- Niculescu DA, Dusceac R, Galoiu SA, Capatina CA, Poiana C: Serial changes of liver function tests before and during methimazole treatment in thyrotoxic patients. Endocr Pract. 2016, 22:974-979. 10.4158/EP161222.OR
- Burch HB, Cooper DS: Management of Graves’ disease: a review. JAMA. 2015, 314:2544-2554. 10.1001/jama.2015.16535
- Nakamura H, Noh JY, Itoh K, Fukata S, Miyauchi A, Hamada N: Comparison of methimazole and propylthiouracil in patients with hyperthyroidism caused by Graves’ disease. J Clin Endocrinol Metab. 2007, 92:2157-2162. 10.1210/jc.2006-2135
- Ruiz JK, Rossi GV, Vallejos HA, Brenet RW, Lopez IB, Escribano AA: Fulminant hepatic failure associated with propylthiouracil. Ann Pharmacother. 2003, 37:224-228. 10.1177/106002800303700213
- Azizi F, Amouzegar A: Management of hyperthyroidism during pregnancy and lactation. Eur J Endocrinol. 2011, 164:871-876. 10.1530/EJE-10-1030
- Ross D, Burch H, Cooper D, et al.: 2016 American Thyroid Association guidelines for diagnosis and management of hyperthyroidism and other causes of thyrotoxicosis. Thyroid. 2016, 26:1343-1420. 10.1089/thy.2016.0229
Successful Management of Patients with Co-existent Graves’ Disease and Autoimmune Hepatitis
Ethics Statement and Conflict of Interest Disclosures
Human subjects: Consent was obtained by all participants in this study. Conflicts of interest: In compliance with the ICMJE uniform disclosure form, all authors declare the following: Payment/services info: All authors have declared that no financial support was received from any organization for the submitted work. Financial relationships: All authors have declared that they have no financial relationships at present or within the previous three years with any organizations that might have an interest in the submitted work.

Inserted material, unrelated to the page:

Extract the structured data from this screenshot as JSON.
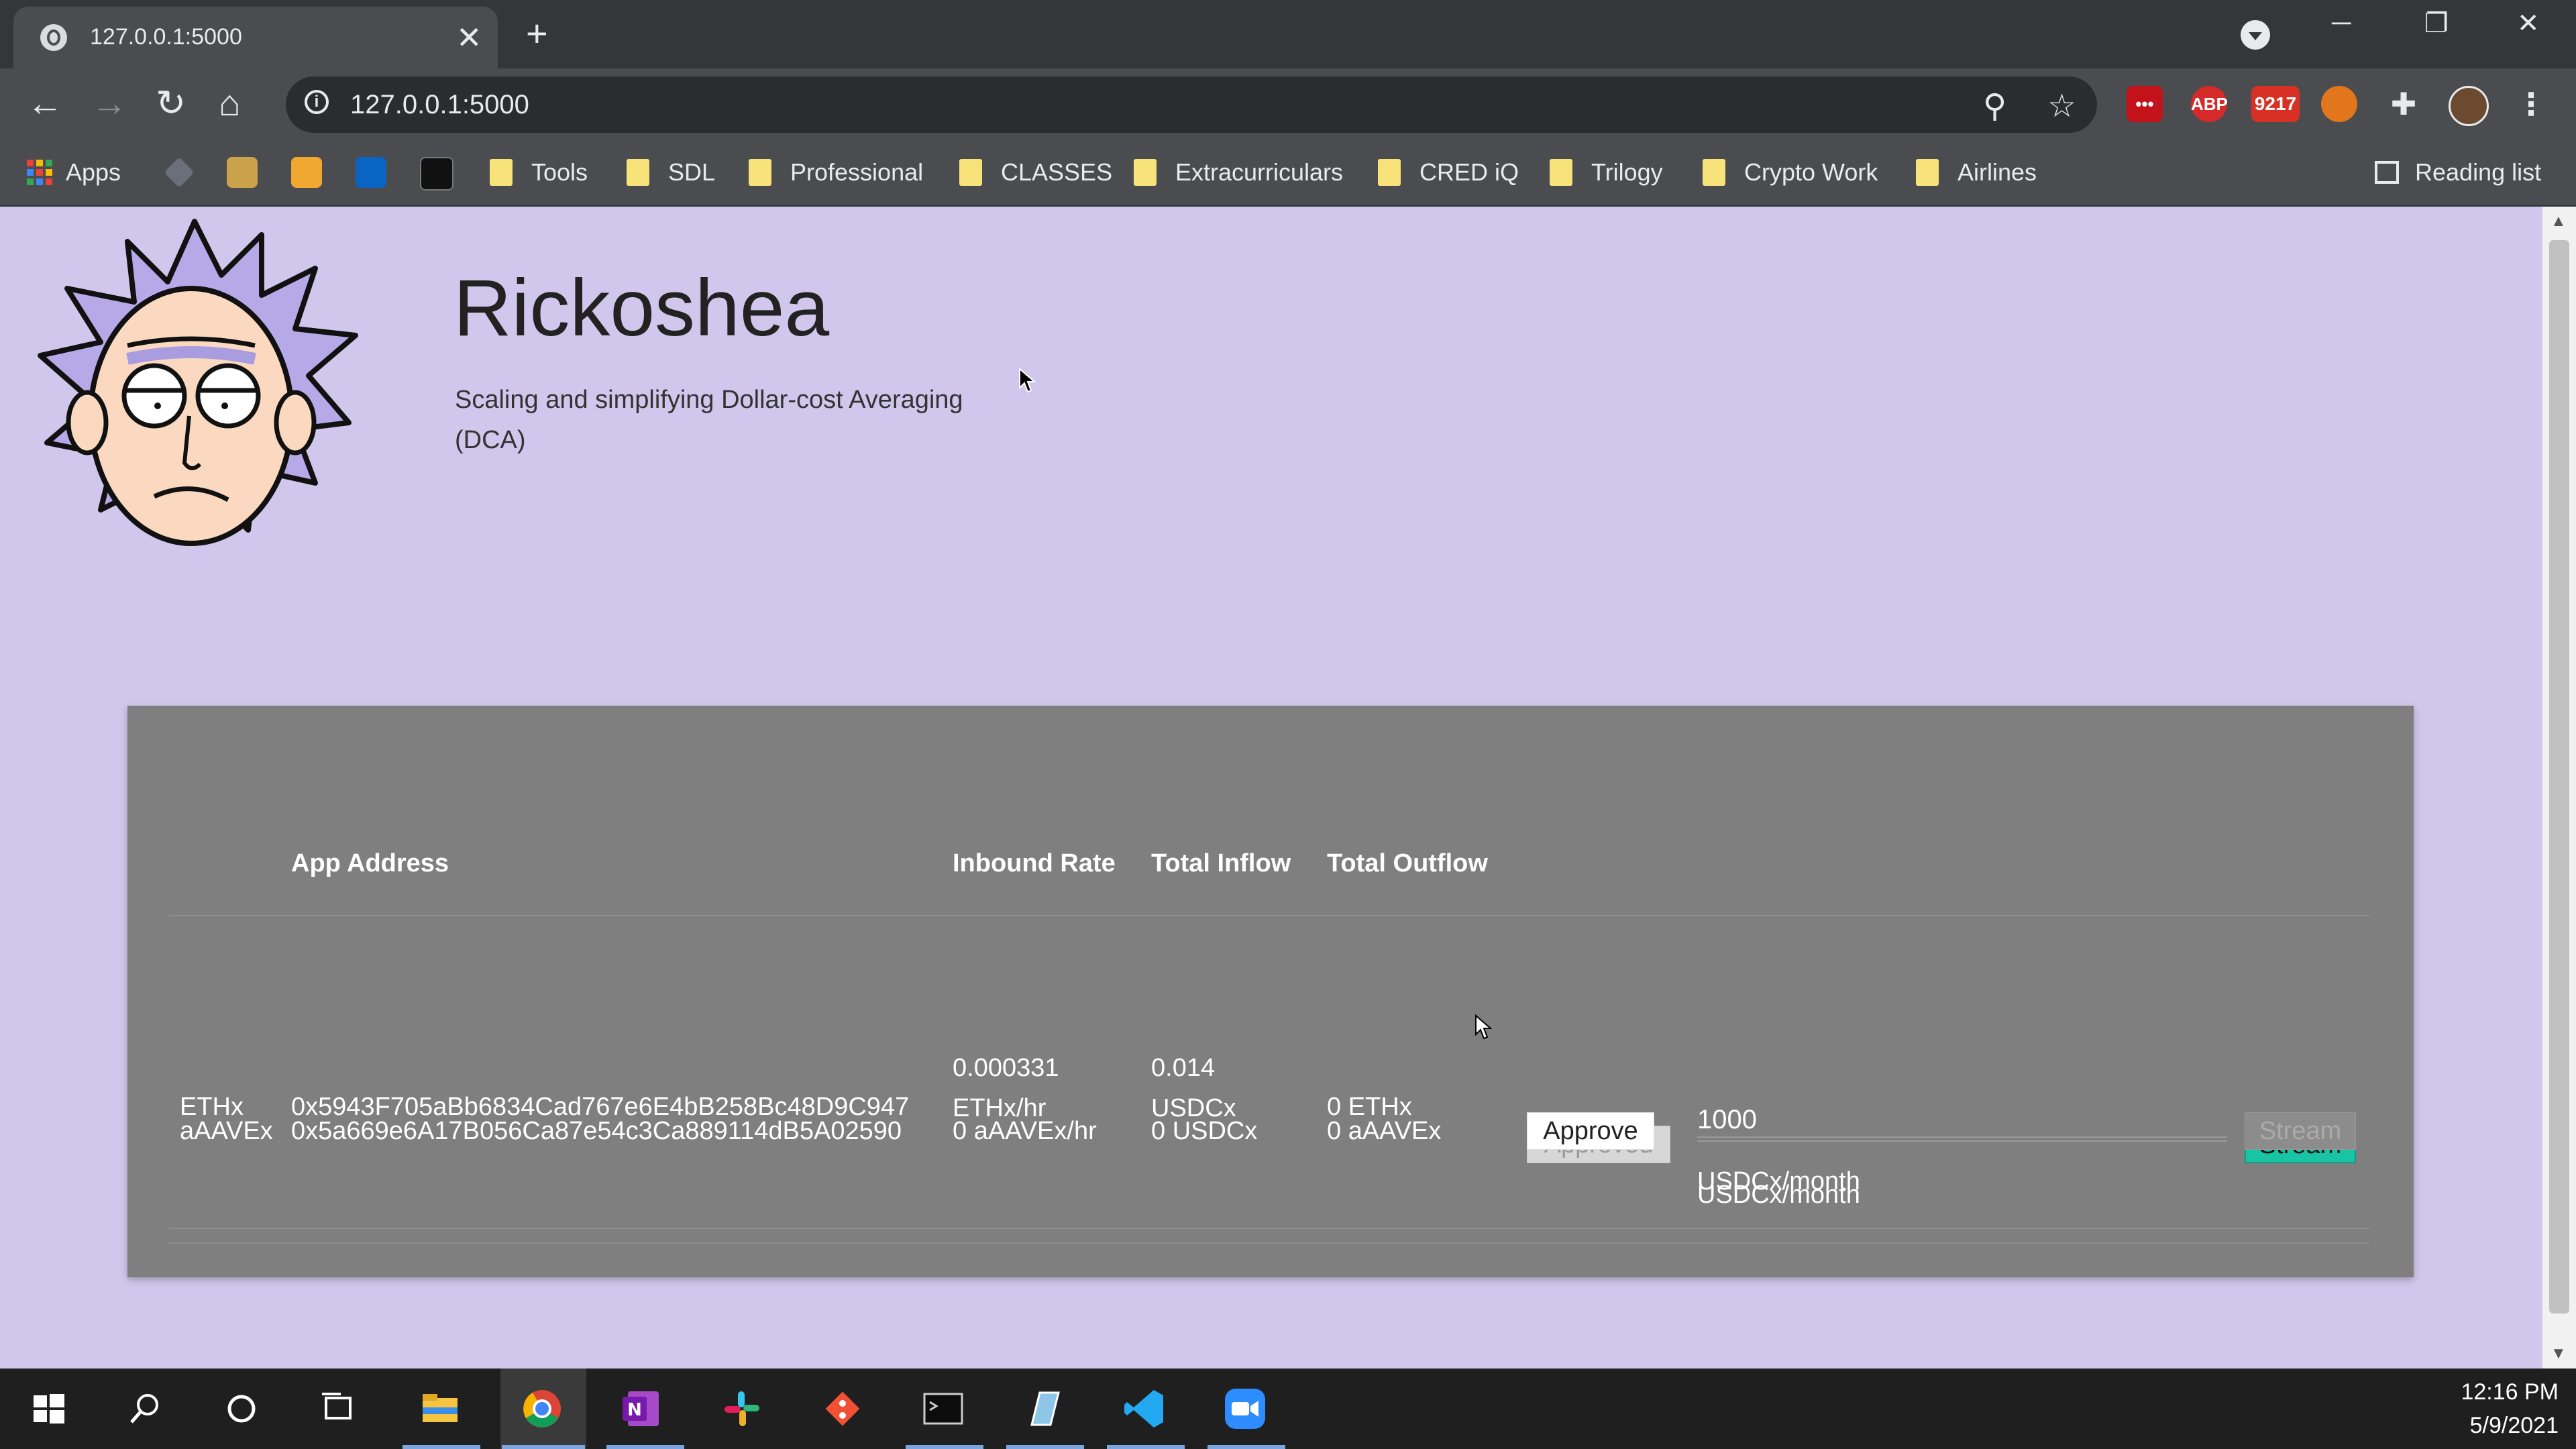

Other relationships: All authors have declared that there are no other relationships or activities that could appear to have influenced the submitted work.
Cite this article as:
Rana S, Ahmed Z, Salgia R, et al. (May 11, 2019) Successful Management of Patients with Co-existent Graves’ Disease and Autoimmune Hepatitis. Cureus 11(5): e4647. doi:10.7759/cureus.4647
Received by Cureus: December 17, 2018
Peer review began: December 23, 2018
Peer review concluded: May 06, 2019
Published: May 11, 2019
© Copyright 2019
Rana et al. This is an open access article distributed under the terms of the Creative Commons Attribution License CC-BY 3.0., which permits unrestricted use, distribution, and reproduction in any medium, provided the original author and source are credited.
This is an open access article distributed under the terms of the Creative Commons Attribution License, which permits unrestricted use, distribution, and reproduction in any medium, provided the original author and source are credited.